740.00119 Control (Japan)/3–846
Mr. Max W. Bishop, of the Office of the Political Adviser in Japan, to the Secretary of State
[Received March 16.]
Sir: On March 5, 1946, there was issued an Imperial rescript on Constitutional reform. The Japanese Government was directed to [Page 173] exert its best efforts to revise the Constitution. On March 6, 1946, the Japanese Government, in compliance with the Imperial directive, made public its new draft Constitution.24 On the same day the Supreme Commander for the Allied Powers issued a statement25 in which he gave full approval to the Government’s draft. I have the honor to enclose copies of these important documents. There are also enclosed copies of a press release by the Chief Secretary of the Cabinet.26

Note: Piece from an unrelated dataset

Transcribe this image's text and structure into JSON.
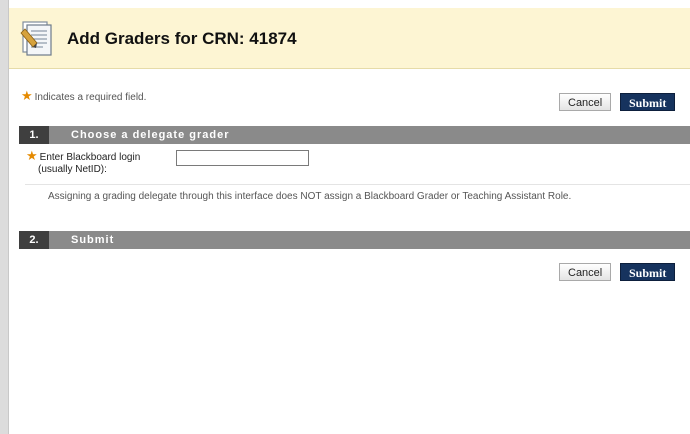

There has not been time to prepare a careful analysis of the new draft, the sudden announcement of which came as a surprise. It is apparent from General MacArthur’s press release and from the Imperial rescript that the Government’s draft was carefully considered by Headquarters and was approved by the Supreme Commander and by the Emperor before its issuance. The draft differs radically from press and other reports of the probable nature of the Government’s planned revision originally prepared by Minister Without Portfolio Matsumoto. Before acceptance of the present version of the Government’s Constitutional proposals, we are reliably informed that there was precipitated a serious Cabinet crisis. This crisis was overcome apparently by the firm attitude of the Prime Minister who had the full backing of the Emperor and of the Supreme Commander.

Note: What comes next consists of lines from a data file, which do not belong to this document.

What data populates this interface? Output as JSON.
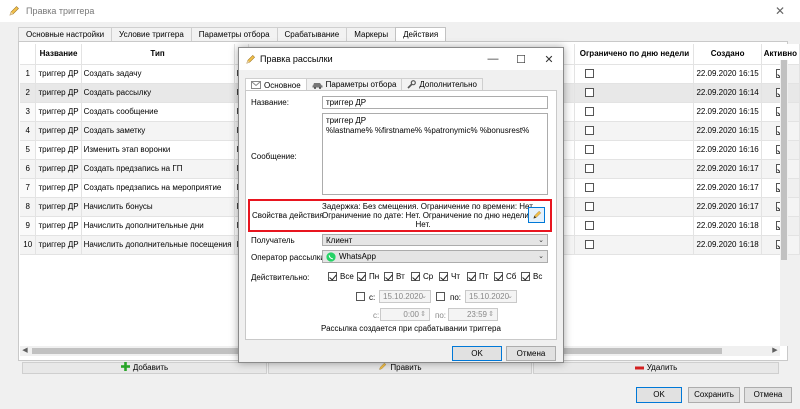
{
  "window": {
    "title": "Правка триггера",
    "tabs": [
      "Основные настройки",
      "Условие триггера",
      "Параметры отбора",
      "Срабатывание",
      "Маркеры",
      "Действия"
    ],
    "active_tab": 5
  },
  "table": {
    "headers": [
      "",
      "Название",
      "Тип",
      "",
      "",
      "Ограничено по дню недели",
      "Создано",
      "Активно"
    ],
    "rows": [
      {
        "n": "1",
        "name": "триггер ДР",
        "type": "Создать задачу",
        "tail": "Бе",
        "d": false,
        "created": "22.09.2020 16:15",
        "active": true
      },
      {
        "n": "2",
        "name": "триггер ДР",
        "type": "Создать рассылку",
        "tail": "Бе",
        "d": false,
        "created": "22.09.2020 16:14",
        "active": true
      },
      {
        "n": "3",
        "name": "триггер ДР",
        "type": "Создать сообщение",
        "tail": "Бе",
        "d": false,
        "created": "22.09.2020 16:15",
        "active": true
      },
      {
        "n": "4",
        "name": "триггер ДР",
        "type": "Создать заметку",
        "tail": "Бе",
        "d": false,
        "created": "22.09.2020 16:15",
        "active": true
      },
      {
        "n": "5",
        "name": "триггер ДР",
        "type": "Изменить этап воронки",
        "tail": "Бе",
        "d": false,
        "created": "22.09.2020 16:16",
        "active": true
      },
      {
        "n": "6",
        "name": "триггер ДР",
        "type": "Создать предзапись на ГП",
        "tail": "Бе",
        "d": false,
        "created": "22.09.2020 16:17",
        "active": true
      },
      {
        "n": "7",
        "name": "триггер ДР",
        "type": "Создать предзапись на мероприятие",
        "tail": "Бе",
        "d": false,
        "created": "22.09.2020 16:17",
        "active": true
      },
      {
        "n": "8",
        "name": "триггер ДР",
        "type": "Начислить бонусы",
        "tail": "Бе",
        "d": false,
        "created": "22.09.2020 16:17",
        "active": true
      },
      {
        "n": "9",
        "name": "триггер ДР",
        "type": "Начислить дополнительные дни",
        "tail": "Бе",
        "d": false,
        "created": "22.09.2020 16:18",
        "active": true
      },
      {
        "n": "10",
        "name": "триггер ДР",
        "type": "Начислить дополнительные посещения",
        "tail": "Бе",
        "d": false,
        "created": "22.09.2020 16:18",
        "active": true
      }
    ]
  },
  "bottom": {
    "add": "Добавить",
    "edit": "Править",
    "delete": "Удалить"
  },
  "buttons": {
    "ok": "OK",
    "save": "Сохранить",
    "cancel": "Отмена"
  },
  "dialog": {
    "title": "Правка рассылки",
    "tabs": [
      "Основное",
      "Параметры отбора",
      "Дополнительно"
    ],
    "name_label": "Название:",
    "name_value": "триггер ДР",
    "message_label": "Сообщение:",
    "message_lines": [
      "триггер ДР",
      "%lastname% %firstname% %patronymic% %bonusrest%"
    ],
    "props_label": "Свойства действия",
    "props_lines": [
      "Задержка: Без смещения. Ограничение по времени: Нет.",
      "Ограничение по дате: Нет. Ограничение по дню недели:",
      "Нет."
    ],
    "recipient_label": "Получатель",
    "recipient_value": "Клиент",
    "operator_label": "Оператор рассылки:",
    "operator_value": "WhatsApp",
    "valid_label": "Действительно:",
    "days": [
      "Все",
      "Пн",
      "Вт",
      "Ср",
      "Чт",
      "Пт",
      "Сб",
      "Вс"
    ],
    "from_label": "с:",
    "from_date": "15.10.2020",
    "to_label": "по:",
    "to_date": "15.10.2020",
    "time_from_label": "с:",
    "time_from": "0:00",
    "time_to_label": "по:",
    "time_to": "23:59",
    "note": "Рассылка создается при срабатывании триггера",
    "ok": "OK",
    "cancel": "Отмена"
  },
  "colors": {
    "highlight": "#e8151f",
    "accent": "#0078d7",
    "whatsapp": "#25d366"
  }
}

There is some danger that in future the Japanese may regard this draft plan as having been prepared for them rather than as having been created by them. Should this eventuality materialize, Japan’s attitude towards its new Constitution, if adopted as appears likely, might be radically altered.
It is our intention to prepare for the Department a detailed analysis of the Government’s draft, a full report of the events leading to its publication, and a careful study of the reaction in Japan. In the meantime, attention may be directed especially to Chapter 2, Article IX, “Renunciation of War”, as a startling and novel Constitutional provision. By this Article the Japanese renounce forever the “threat or use of force” and assert that the “maintenance of land, sea and air forces, as well as other war potential, will never be authorized” and that “the right of belligerency of the state will not be recognized”. It remains to be seen whether this provision will stand the test of time and the stress of relations between nations. It is apparent immediately that any nation without the means to protect its security must rely upon outside sources for that protection. Unless and until the United Nations Organization demonstrably becomes an effective and authoritative international body, it is also apparent that protection [Page 174] furnished by one or more powers might be considered a threat by another or other powers.
Foreign Service Officer